Bonding is the process that allows us to provide our patients with braces, aligners, and retainers to straighten teeth. It also gives us the ability to repair broken, damaged, and discolored teeth and can be used as both a cosmetic and preventative treatment against various diseases. By curing and hardening the resin material, keeps the teeth in excellent shape and helps prevent cavities. This dependable form of treatment helps protect the roots and pulp of your teeth from infectious bacteria that can easily eat away at the enamel and dentin. However, for dentists, dental bonding has many facets. It’s an easy form of prevention, a cosmetic solution, and a form of treatment for cavities and decay.
To truly appreciate how bonding works, we’re here to dive into the bonding procedure, provide you with the research behind this method and why we recommend dental bonding for treating cavities, cosmetic problems, and orthodontic issues.
What Plays A Role in Successful Dental Bonding?
Dental bonding is considered one of the least expensive cosmetic procedures performed, and it can be easily performed right at the office. Dental bonding is when your dentist applies composite resin, a type of resin and plastic compound, to the tooth’s surface to blend right into the enamel and repair any chips, cracks, or defects in the enamel surface. It’s also used to close large spaces in between the teeth, change the tooth’s shape, and help people who suffer from bruxism have longer, more natural-looking teeth. In orthodontic work, it’s used to help install the wires and brackets used for installing braces and aligners. In some cases, it’s even used to replace an amalgam filling for protecting exposed roots.

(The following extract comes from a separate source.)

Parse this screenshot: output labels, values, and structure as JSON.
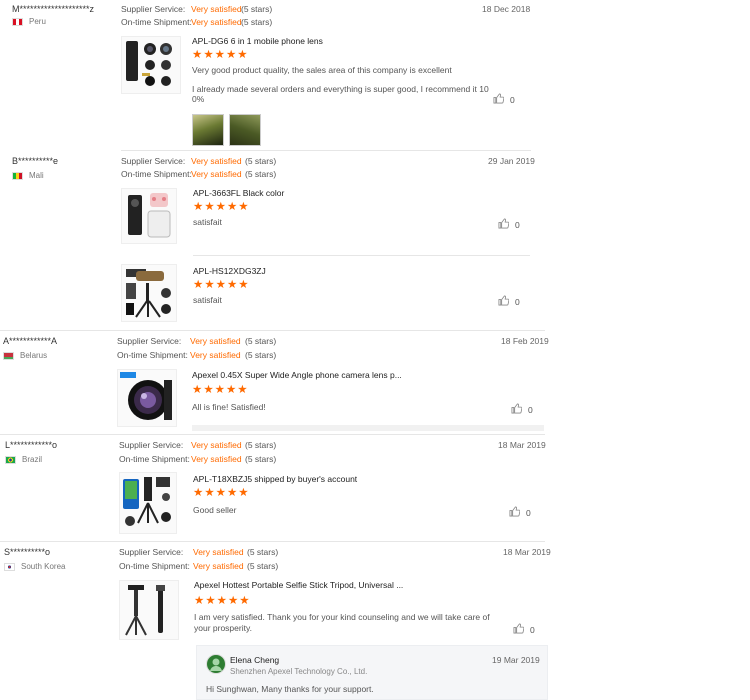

However, one of the trickiest aspects of performing dental bonding procedures is determining how the bonding material will be used. For some who have severe dental issues, such as necrotic pulp, severe tooth decay, or broken root channels, dental bonding won’t necessarily work. That’s why we highly emphasize getting an examination performed first, especially if your teeth and gums require other forms of treatment first.
Even while dental bonding can only be used in limited cases, many researchers have gone ahead to dive into different bonding materials to reduce the rate of cavities by developing materials that release fluoride and strengthen the dentin for healthier teeth. In many ways, the brands we often use, such as Optibond and muTBS, have been extensively researched to provide patients with more long-term preventative measures against diseases such as cavities and gum disease.
A Step-By-Step Guide To Dental Bonding
When it comes to dental bonding, it’s considered to be one of the easiest procedures. While visiting your dentist, they may use the following methods:
- Polishing pumices for creating a smooth surface for the teeth for impressions.
- Gel etching to retract soft tissues and wash away acids to prepare the surface for bonding.
- Curing lights to harden and strengthen the materials and do further preparation for other treatments such as braces.
For more information about how dental bonding works and your options, the best place to begin is to arrange an appointment at your dentist.